In this time of the Trump administration, you can expect to return to the days when environmental protections barely existed. Lakes were so polluted with chemicals—some of them carcinogens—that fishing and swimming endangered people’s health. Consider the infamous case of the Cuyahoga River that runs through Cleveland, Ohio. Throughout the 1950s and the 1960s, it was polluted with discharges from meat packers, oil refineries, steel plants, paint companies, and tar distilleries. The river was not only foul smelling but also highly flammable. One spectacular blaze occurred in 1969 and burned for several miles through an industrial section of Cleveland.
In 1969, an oil rig off the Santa Barbara coast exploded and sent 3 million gallons of oil into the ocean and onto the seashore. Dead birds, sea otters, seals, and dolphins coated with oil washed ashore. It was the nation’s worst oil spill the nation had ever experienced—until decades later the Exxon Valdez crashed off the coast of Alaska and spilled 11 million gallons of crude oil, killing hundreds of thousands of seabirds, otters, seals and whales along with plants along the shoreline.
Finally, grassroots groups and environmental organizations petitioned local, state and federal governments to do something about water, air, and ground pollution. The Environmental Protection Agency was established in 1970 to protect the nation from environmental hazards. Congress passed The Clean Air Act in 1970 and in 1977 the Clean Water Act became law.
Yet another environmental catastrophe in 2010 happened in the Gulf of Mexico where the oil rig platform Deepwater Horizon caught fire and exploded, killing at least eleven workers and injuring many others. Nevertheless, the current Trump administration has been reducing safety regulations for offshore oil and gas rigs and making plans to continue drilling off U.S. coastal waters.
In addition, Andrew Wheeler, Trump’s choice to lead the current EPA, has offered little or no commitment to protect clean air regulations. (Wheeler took over after the former EPA head Scott Pruitt resigned amid scandals.) Wheeler is a former lobbyist for coal industries and biodiesel producers.
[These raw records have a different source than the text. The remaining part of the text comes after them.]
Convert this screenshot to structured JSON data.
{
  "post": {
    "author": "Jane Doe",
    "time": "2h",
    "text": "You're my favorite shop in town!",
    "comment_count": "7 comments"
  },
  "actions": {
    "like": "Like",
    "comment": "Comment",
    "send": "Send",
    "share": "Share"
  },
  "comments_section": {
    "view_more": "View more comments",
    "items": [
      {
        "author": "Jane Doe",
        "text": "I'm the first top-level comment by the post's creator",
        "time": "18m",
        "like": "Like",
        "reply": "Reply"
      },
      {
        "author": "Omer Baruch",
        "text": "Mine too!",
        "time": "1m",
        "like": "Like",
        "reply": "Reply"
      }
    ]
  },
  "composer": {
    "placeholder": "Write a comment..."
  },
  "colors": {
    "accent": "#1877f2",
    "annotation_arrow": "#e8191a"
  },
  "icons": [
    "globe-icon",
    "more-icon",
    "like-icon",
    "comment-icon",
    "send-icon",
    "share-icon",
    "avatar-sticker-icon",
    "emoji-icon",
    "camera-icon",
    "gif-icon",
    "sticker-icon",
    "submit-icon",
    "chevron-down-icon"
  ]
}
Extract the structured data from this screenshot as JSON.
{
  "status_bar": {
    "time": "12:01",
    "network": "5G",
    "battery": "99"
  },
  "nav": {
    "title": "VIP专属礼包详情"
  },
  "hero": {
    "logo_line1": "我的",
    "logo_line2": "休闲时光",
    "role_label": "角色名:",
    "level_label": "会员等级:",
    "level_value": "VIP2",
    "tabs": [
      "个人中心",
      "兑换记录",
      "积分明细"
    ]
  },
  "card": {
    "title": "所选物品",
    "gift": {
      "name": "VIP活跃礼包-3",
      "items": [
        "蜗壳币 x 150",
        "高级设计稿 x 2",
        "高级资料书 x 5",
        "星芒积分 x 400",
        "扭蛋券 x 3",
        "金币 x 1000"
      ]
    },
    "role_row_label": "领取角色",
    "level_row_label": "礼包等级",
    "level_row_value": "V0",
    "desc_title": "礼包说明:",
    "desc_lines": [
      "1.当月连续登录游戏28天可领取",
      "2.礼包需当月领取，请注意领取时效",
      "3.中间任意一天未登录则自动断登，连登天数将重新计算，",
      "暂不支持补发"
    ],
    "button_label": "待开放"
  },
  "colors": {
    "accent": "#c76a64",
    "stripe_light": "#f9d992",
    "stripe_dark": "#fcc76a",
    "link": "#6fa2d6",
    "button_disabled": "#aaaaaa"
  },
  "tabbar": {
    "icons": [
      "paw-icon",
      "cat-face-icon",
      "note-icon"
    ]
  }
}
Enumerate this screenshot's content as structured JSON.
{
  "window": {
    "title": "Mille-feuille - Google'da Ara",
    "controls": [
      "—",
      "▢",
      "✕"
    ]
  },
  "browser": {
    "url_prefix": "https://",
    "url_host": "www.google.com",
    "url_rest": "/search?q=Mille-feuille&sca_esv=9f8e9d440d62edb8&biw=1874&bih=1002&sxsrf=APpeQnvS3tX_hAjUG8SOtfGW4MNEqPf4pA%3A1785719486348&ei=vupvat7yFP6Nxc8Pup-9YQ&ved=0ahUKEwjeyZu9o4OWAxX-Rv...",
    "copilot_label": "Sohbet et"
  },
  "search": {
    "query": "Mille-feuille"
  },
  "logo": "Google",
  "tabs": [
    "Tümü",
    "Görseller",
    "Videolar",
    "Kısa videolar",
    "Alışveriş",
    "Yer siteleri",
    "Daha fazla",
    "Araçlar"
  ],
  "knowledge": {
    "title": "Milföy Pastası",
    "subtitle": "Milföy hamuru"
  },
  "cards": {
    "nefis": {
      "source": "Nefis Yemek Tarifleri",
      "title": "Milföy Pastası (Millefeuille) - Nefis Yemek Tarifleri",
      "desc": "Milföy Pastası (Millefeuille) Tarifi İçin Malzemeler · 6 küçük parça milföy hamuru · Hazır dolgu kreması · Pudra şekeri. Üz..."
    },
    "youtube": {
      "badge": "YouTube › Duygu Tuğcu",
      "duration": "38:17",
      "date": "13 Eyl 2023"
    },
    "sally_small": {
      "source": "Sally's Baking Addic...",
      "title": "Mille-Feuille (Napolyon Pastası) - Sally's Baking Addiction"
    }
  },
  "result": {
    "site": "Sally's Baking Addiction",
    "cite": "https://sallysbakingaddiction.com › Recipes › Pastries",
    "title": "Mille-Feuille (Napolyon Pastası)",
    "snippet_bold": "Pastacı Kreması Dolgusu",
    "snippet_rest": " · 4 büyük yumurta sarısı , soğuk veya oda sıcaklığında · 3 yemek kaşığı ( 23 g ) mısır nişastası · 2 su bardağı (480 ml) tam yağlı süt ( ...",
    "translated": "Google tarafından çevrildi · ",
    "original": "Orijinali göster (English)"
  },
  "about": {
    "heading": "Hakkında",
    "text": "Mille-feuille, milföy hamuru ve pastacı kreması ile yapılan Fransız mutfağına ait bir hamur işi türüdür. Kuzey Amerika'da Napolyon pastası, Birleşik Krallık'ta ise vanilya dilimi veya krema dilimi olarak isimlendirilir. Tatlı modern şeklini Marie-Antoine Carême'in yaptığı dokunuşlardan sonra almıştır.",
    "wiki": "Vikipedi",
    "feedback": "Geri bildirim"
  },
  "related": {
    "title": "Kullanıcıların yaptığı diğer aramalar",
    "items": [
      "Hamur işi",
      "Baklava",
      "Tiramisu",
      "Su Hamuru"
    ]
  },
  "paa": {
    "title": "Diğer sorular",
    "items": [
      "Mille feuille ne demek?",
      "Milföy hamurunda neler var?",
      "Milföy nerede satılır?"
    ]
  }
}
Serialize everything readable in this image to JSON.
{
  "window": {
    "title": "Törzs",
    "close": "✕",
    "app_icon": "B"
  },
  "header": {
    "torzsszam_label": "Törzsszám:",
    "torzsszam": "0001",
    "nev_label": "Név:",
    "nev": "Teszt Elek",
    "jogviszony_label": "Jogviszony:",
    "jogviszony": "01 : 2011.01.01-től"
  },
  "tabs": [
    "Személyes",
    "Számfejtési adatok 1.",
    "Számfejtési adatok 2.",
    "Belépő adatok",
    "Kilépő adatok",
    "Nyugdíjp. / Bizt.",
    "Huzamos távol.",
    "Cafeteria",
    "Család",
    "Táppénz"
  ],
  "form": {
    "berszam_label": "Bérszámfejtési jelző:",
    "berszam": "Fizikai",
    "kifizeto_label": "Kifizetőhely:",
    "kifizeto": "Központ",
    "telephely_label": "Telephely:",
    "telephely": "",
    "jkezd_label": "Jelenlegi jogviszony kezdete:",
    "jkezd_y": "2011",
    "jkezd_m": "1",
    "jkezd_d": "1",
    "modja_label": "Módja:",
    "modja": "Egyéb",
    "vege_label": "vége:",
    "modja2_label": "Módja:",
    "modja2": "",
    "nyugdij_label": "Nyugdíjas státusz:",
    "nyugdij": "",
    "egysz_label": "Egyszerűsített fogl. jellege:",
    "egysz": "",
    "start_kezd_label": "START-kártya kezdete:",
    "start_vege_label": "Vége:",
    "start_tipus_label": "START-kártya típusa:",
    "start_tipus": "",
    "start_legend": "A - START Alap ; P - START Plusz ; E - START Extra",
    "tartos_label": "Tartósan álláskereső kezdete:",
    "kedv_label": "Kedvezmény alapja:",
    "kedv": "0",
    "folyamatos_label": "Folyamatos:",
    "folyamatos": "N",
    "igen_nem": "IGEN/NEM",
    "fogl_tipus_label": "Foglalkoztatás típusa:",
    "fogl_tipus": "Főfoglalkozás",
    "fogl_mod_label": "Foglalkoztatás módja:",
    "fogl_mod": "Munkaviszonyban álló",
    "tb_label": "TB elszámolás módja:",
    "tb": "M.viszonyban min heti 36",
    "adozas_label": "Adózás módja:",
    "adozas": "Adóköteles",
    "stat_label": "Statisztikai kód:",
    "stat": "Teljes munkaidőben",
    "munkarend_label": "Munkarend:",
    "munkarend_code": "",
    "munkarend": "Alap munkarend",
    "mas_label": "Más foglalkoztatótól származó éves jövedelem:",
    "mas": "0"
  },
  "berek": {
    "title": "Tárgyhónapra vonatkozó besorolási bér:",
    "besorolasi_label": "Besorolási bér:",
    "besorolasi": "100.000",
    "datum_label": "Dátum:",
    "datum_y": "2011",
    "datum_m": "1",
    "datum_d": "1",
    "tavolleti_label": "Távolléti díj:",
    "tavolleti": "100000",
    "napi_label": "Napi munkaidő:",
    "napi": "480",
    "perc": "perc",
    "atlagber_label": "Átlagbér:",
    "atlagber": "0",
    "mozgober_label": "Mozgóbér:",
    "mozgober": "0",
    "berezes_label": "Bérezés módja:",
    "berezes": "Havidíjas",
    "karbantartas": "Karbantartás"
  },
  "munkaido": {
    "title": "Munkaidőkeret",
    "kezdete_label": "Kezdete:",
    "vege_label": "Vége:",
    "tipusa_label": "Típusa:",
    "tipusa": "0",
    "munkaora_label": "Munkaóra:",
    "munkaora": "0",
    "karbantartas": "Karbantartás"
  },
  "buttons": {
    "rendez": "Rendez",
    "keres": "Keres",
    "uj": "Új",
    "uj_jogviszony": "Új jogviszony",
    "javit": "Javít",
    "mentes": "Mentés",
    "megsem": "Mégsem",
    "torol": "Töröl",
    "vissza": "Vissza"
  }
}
He spent years working against environmental regulations for fossil-fuel industries, so do you think he will diligently oversee those companies? Wheeler, in fact, plans to downplay climate-change efforts such as the clean car standards—requirements that auto makers improve fuel efficiency. Fuel efficient cars not only lower costs of gas, but also help reduce air pollution.
The Trump administration has been busily reducing regulations for environmental protection, allowing the nation and Earth itself to become increasingly polluted. To protect his industry supporters rather than the environment, Trump in 2017 repealed legislation that prevented coal mining companies in Appalachia from dumping their waste materials into waterways. The waste contains heavy metals that can have a damaging effect on the health of people in many Appalachian towns.
Energy companies in numerous states produce electricity by burning coal and with Trump rolling back regulations, the electric companies are allowed to dump coal ash in unlined pits near the power plants. The ash contains lead and arsenic that can leach into aquifers and rivers that are drinking water sources. So do you think there will be more Flints in the USA? Flint, Michigan, which got its drinking water from the contaminated Flint River, struggled with toxic chemicals, including deadly lead, in their drinking water from April 2014 to April of 2018. No amount of lead in drinking water is safe, but don’t count on the Trump administration to press the EPA to more closely monitor for lead in drinking water.
There is little doubt that Trump is undoing environmental regulations wherever and whenever he can. Why? One reason is the fact that he blames Obama for the regulations and he hates anything and everything that the 44th president has done. The second reason you already know. Pleasing industrial giants is more important to Trump than caring for our water, air, and land.